"In deciding whether a fair balance has been struck between the right to respect for private life and the public interest in this jurisdiction in according respect to the moral values in the society as to the nature of life and the need to protect the life of the unborn, these considerations should act as a restraint on the court to the extent that a broad margin of appreciation must be accorded to the state."

He added: "I consider that a fair balance has been struck by the law as it presently stands until the legislature decides otherwise."

He said it was not for the court, rather than the legislature, to hasten a further shift in moral standards that may have been unfolding for some time.

The court took submissions from campaigners on both sides of the issue who have fought a long battle through lower courts.

The case centred on the current law which makes it an offence for a woman to abort with a fatal foetal abnormality or where the pregnancy arises through rape or incest.

The Human Rights Commission, an independent body established following the 1998 Good Friday Agreement, argued that the law's effect on women was incompatible with the respect for privacy clause of the European Convention on Human Rights.

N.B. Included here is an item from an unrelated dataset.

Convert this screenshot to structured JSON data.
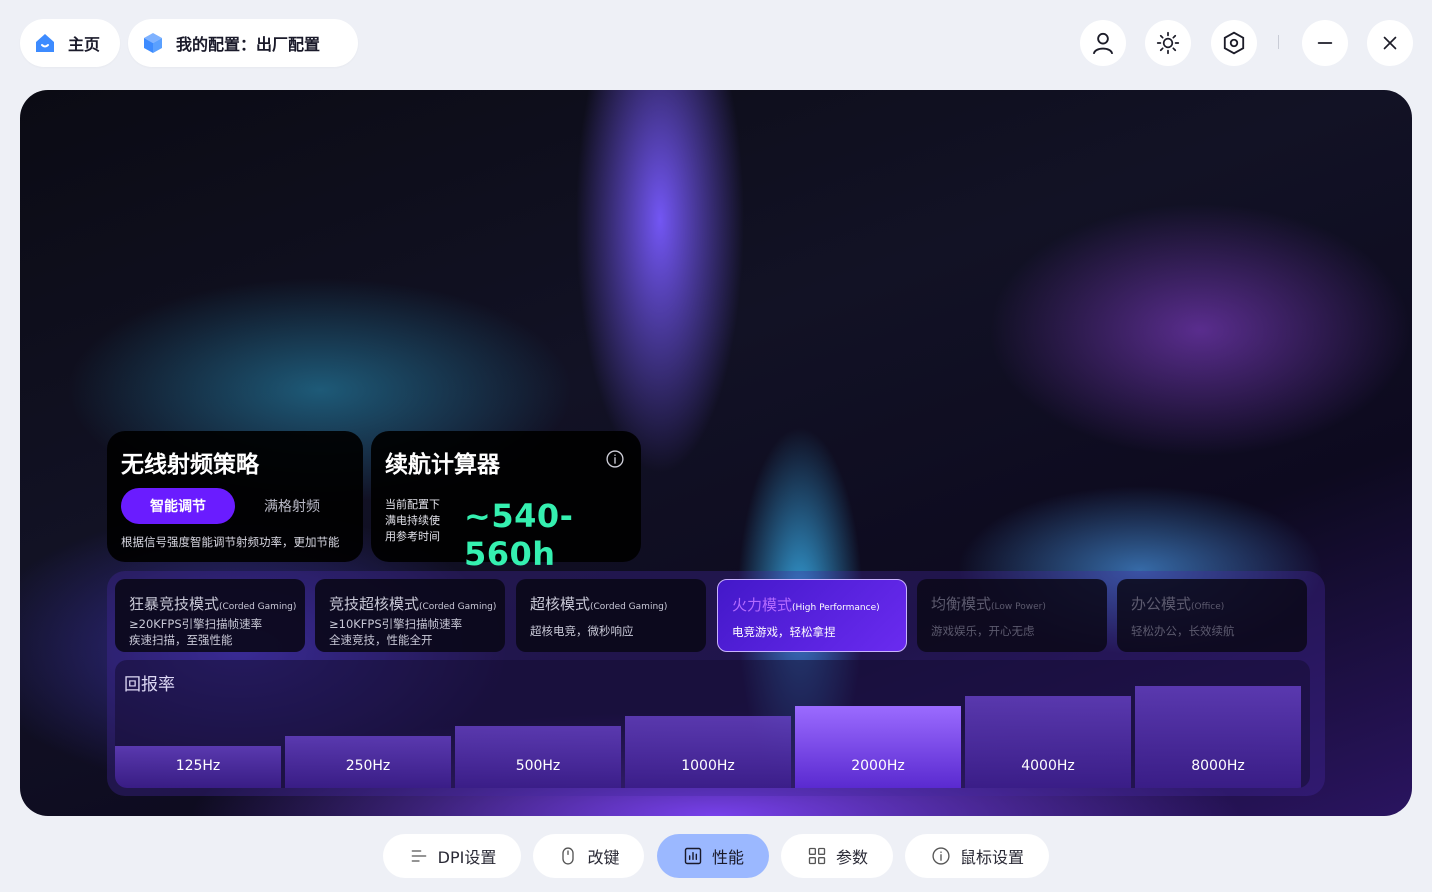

The Stormont Executive's senior legal adviser, Attorney General John Larkin QC, with the Justice Department, argued that the commission did not have legal power to bring the case and said it failed to identify an unlawful act.

Submissions were made on behalf of women who had to travel to England for abortions.

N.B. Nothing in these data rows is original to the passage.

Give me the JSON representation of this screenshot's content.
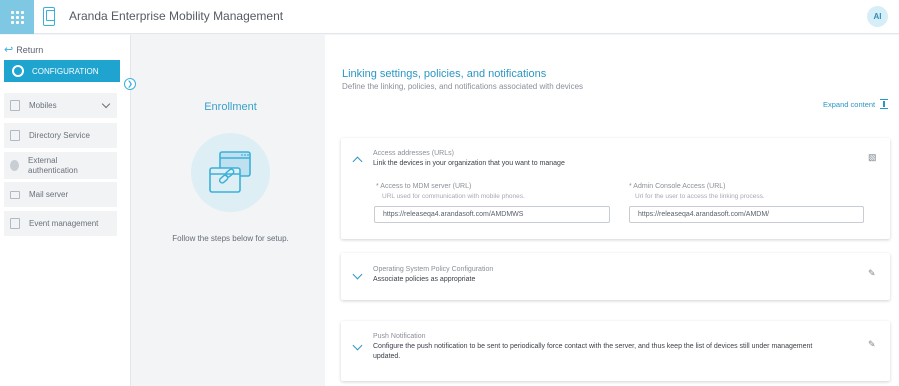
{
  "header": {
    "app_title": "Aranda Enterprise Mobility Management",
    "avatar_initials": "AI"
  },
  "sidebar": {
    "return_label": "Return",
    "active_item": "CONFIGURATION",
    "items": [
      {
        "label": "Mobiles",
        "icon": "mobile-grid-icon"
      },
      {
        "label": "Directory Service",
        "icon": "directory-icon"
      },
      {
        "label": "External authentication",
        "icon": "fingerprint-icon"
      },
      {
        "label": "Mail server",
        "icon": "mail-icon"
      },
      {
        "label": "Event management",
        "icon": "calendar-icon"
      }
    ]
  },
  "enrollment": {
    "title": "Enrollment",
    "caption": "Follow the steps below for setup."
  },
  "main": {
    "title": "Linking settings, policies, and notifications",
    "subtitle": "Define the linking, policies, and notifications associated with devices",
    "expand_label": "Expand content"
  },
  "cards": {
    "access": {
      "title": "Access addresses (URLs)",
      "description": "Link the devices in your organization that you want to manage",
      "mdm_label": "* Access to MDM server (URL)",
      "mdm_help": "URL used for communication with mobile phones.",
      "mdm_value": "https://releaseqa4.arandasoft.com/AMDMWS",
      "admin_label": "* Admin Console Access (URL)",
      "admin_help": "Url for the user to access the linking process.",
      "admin_value": "https://releaseqa4.arandasoft.com/AMDM/"
    },
    "policy": {
      "title": "Operating System Policy Configuration",
      "description": "Associate policies as appropriate"
    },
    "push": {
      "title": "Push Notification",
      "description": "Configure the push notification to be sent to periodically force contact with the server, and thus keep the list of devices still under management updated."
    }
  },
  "colors": {
    "accent": "#1fa3cf",
    "apps_button": "#7ec8e3",
    "link": "#2a97c4"
  }
}
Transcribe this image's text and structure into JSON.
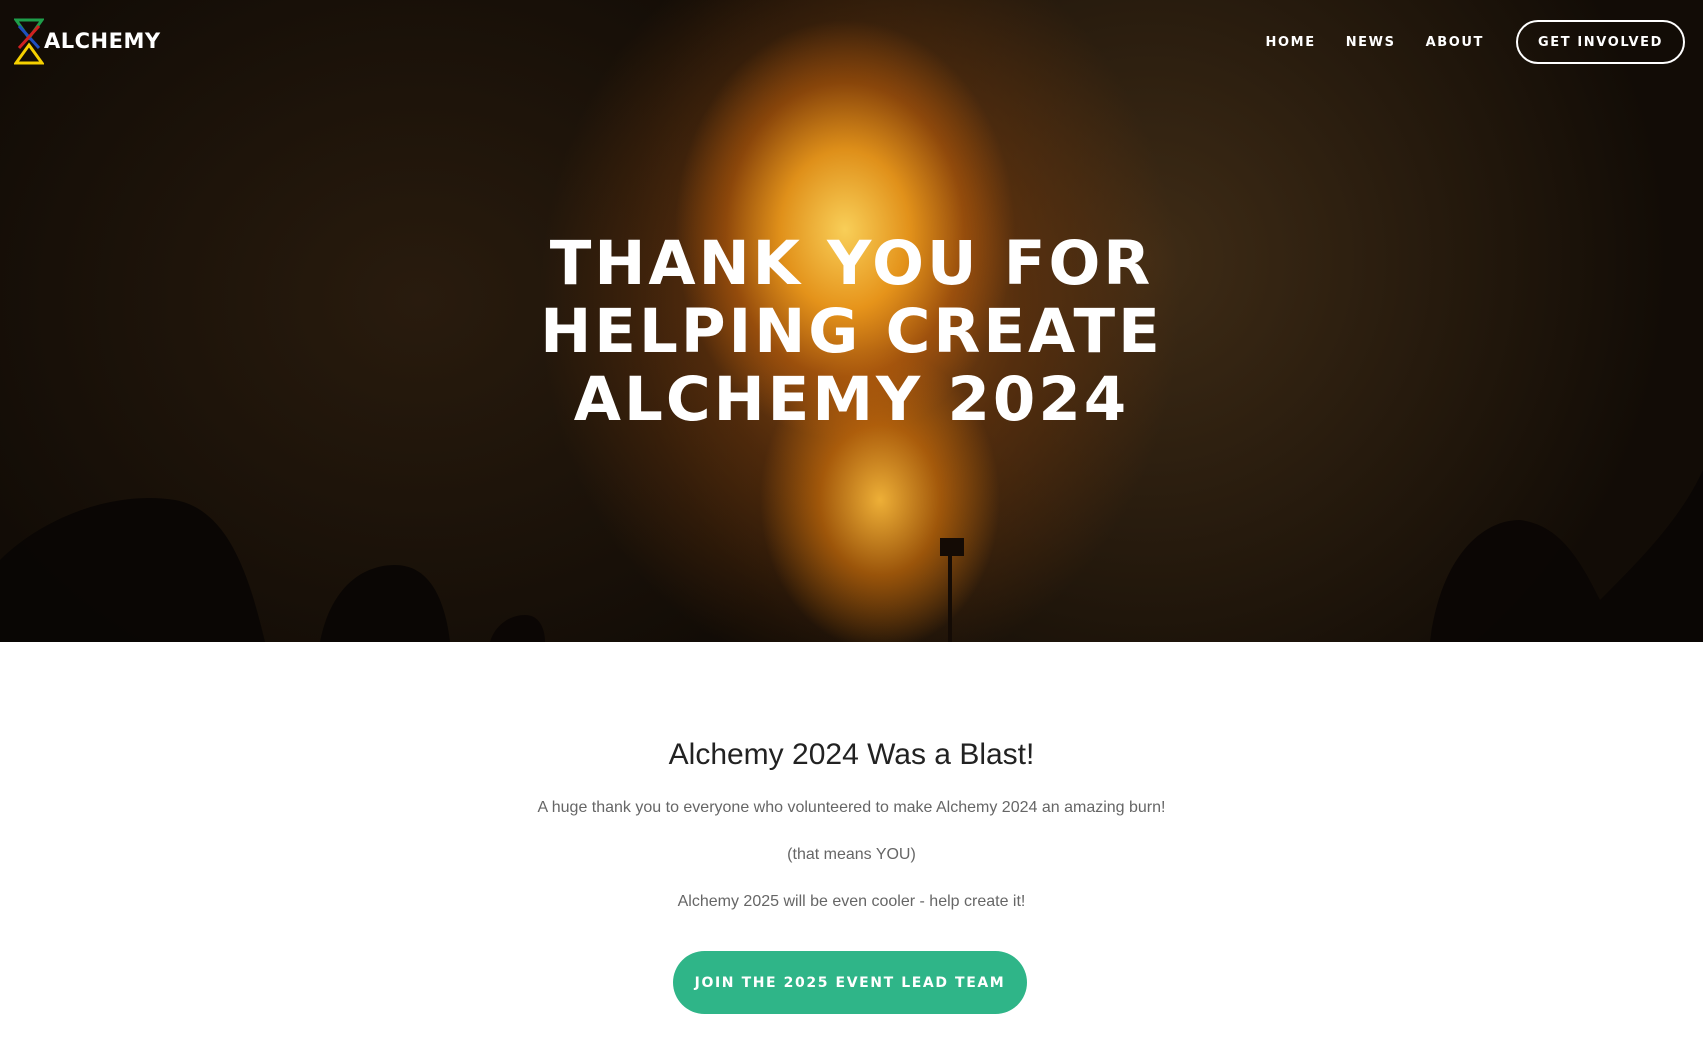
{
  "brand": {
    "name": "ALCHEMY",
    "logo_colors": [
      "#1e9e4a",
      "#1f4fbf",
      "#d02020",
      "#f5d000"
    ]
  },
  "nav": {
    "items": [
      {
        "label": "HOME"
      },
      {
        "label": "NEWS"
      },
      {
        "label": "ABOUT"
      }
    ],
    "cta_label": "GET INVOLVED"
  },
  "hero": {
    "title_lines": [
      "THANK YOU FOR",
      "HELPING CREATE",
      "ALCHEMY 2024"
    ]
  },
  "content": {
    "heading": "Alchemy 2024 Was a Blast!",
    "paragraphs": [
      "A huge thank you to everyone who volunteered to make Alchemy 2024 an amazing burn!",
      "(that means YOU)",
      "Alchemy 2025 will be even cooler - help create it!"
    ],
    "button_label": "JOIN THE 2025 EVENT LEAD TEAM",
    "button_color": "#2fb588"
  }
}
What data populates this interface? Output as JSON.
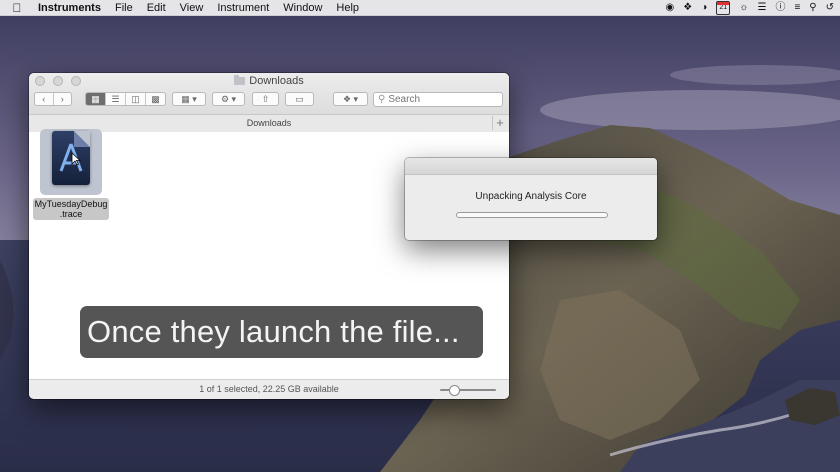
{
  "menubar": {
    "apple": "",
    "app_name": "Instruments",
    "items": [
      "File",
      "Edit",
      "View",
      "Instrument",
      "Window",
      "Help"
    ],
    "calendar_day": "21"
  },
  "finder": {
    "title": "Downloads",
    "path_label": "Downloads",
    "search_placeholder": "Search",
    "file_name_line1": "MyTuesdayDebug",
    "file_name_line2": ".trace",
    "status_text": "1 of 1 selected, 22.25 GB available"
  },
  "dialog": {
    "message": "Unpacking Analysis Core",
    "progress": 0.0
  },
  "caption": {
    "text": "Once they launch the file..."
  },
  "colors": {
    "progress_fill": "#6ba4ec",
    "caption_bg": "#464648"
  }
}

Earlier this month, the UK's highest court narrowly rejected an appeal by a mother and daughter for women from Northern Ireland to receive free abortions on the NHS in England.

Following the judgment, Bernie Smyth, director of the pro-life Precious Life lobby group, greeted cheering supporters outside court in Belfast city centre.

She said: "This has been a great victory here, a victory for democracy, a victory for the right to life.

"We have a statement that states very clearly that the right to life is granted neither by judges nor politicians but it is their duty to protect it.

"Today we can celebrate that fact that democracy has been respected."

Les Allamby, chief commissioner at the Human Rights Commission, said commissioners would consider a Supreme Court appeal.

"The judgment this morning is disappointing, however the judges were divided on a number of issues."

He added: "We also draw some comfort from the fact that all three judges mentioned the need to deal with this matter by the Northern Ireland Executive, or I guess, in the absence of a Northern Ireland Executive, by the Westminster Parliament, and therefore for us the issue is still very much in play."

The British Pregnancy Advisory Service said the ruling showed MPs must act to give women access to NHS care in England.

It urged them to support an amendment to Westminster legislation which would guarantee that.

A statement said: "These women are UK taxpayers yet our Health Secretary has thus far refused to grant them NHS-funded treatment out of respect for the politicians of Northern Ireland."

The British Pregnancy Advisory Service said the ruling showed MPs must act to give women access to NHS care in England.

It urged them to support an amendment to Westminster legislation which would guarantee that.

A statement said: "These women are UK taxpayers yet our Health Secretary has thus far refused to grant them NHS-funded treatment out of respect for the politicians of Northern Ireland."

In 2013, Sarah Ewart travelled to England for a termination after doctors said her unborn child could not survive.

She said Stormont politicians needed to get together to help women who found themselves in similar situations.

"I am devastated at today's court ruling," she said.

"The court today has given the Human Rights Commission the opportunity to take this further to the Supreme Court so I am hoping that they will help us finish what we have started.

"This is not the end for us, alongside Amnesty we are going to take this as far as we can go."

Grainne Teggart, a campaigner at Amnesty International in Belfast, said: "Today's court ruling is an utter betrayal of women in Northern Ireland who find themselves in these tragic circumstances.

"The court had an opportunity to help women where Stormont has so far failed and that has not happened."